The number of people registering a lasting power of attorney (LPA) dropped by 30% during the first year of the Covid-19 pandemic.
An LPA is a legal document citing who will be responsible for your financial welfare or personal care if you are no longer able to make these decisions.
As Covid hit it became more difficult to complete these forms which require the signatures of the person setting up the LPA, the certificate provider and the individual (or individuals) appointed as attorney. Donor and attorney signatures also needed to be independently witnessed.
However, guidance introduced to combat these difficulties now enables people, particularly those who might be shielding for health reasons, to complete these processes in a more Covid-secure way.
Tailor the LPA to you

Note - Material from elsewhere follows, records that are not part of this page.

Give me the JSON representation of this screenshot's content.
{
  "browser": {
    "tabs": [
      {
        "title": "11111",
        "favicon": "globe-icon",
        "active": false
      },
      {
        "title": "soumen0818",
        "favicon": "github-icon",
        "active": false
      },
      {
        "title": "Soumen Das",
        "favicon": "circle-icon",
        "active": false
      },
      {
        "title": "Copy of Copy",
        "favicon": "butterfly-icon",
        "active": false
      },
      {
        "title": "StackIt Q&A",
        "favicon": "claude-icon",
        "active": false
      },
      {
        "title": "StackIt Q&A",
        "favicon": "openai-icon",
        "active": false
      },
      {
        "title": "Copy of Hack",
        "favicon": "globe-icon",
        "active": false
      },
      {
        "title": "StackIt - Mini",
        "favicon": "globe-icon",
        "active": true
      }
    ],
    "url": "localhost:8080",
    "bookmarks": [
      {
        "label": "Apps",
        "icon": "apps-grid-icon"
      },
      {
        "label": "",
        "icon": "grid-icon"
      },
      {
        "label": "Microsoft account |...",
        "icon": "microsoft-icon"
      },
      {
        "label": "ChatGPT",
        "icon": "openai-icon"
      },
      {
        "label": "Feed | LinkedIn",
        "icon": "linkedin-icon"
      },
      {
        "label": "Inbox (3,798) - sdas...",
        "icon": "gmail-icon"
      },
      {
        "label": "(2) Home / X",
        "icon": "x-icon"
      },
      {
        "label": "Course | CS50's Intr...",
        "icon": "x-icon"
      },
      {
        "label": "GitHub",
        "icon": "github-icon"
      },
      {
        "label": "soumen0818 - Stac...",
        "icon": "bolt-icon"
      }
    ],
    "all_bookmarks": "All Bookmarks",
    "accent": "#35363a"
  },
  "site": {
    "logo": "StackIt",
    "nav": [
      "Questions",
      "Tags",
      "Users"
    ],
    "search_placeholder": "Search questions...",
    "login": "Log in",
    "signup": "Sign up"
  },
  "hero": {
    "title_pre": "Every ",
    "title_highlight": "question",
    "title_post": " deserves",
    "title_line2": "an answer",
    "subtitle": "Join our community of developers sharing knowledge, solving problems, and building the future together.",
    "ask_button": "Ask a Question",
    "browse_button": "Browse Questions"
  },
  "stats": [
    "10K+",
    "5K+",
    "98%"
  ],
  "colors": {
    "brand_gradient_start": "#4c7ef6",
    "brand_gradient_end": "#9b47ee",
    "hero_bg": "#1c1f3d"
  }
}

You don’t need to be old or in ill-health, however, to set up an LPA. It can be set up so that your attorneys can start making decisions on your behalf straight away, or not until such time as you are deemed to have lost mental capacity.
In England and Wales LPA forms needs to be registered with the Office of the Public Guardian (OPG). This process can take up to 20 weeks and costs £82.
Scotland and Northern Ireland
In Scotland residents need to apply for a Power of Attorney (PoA), which is registered with the OPG Scotland. In Northern Ireland an Enduring Power of Attorney can be registered through the Office of Care and Protection.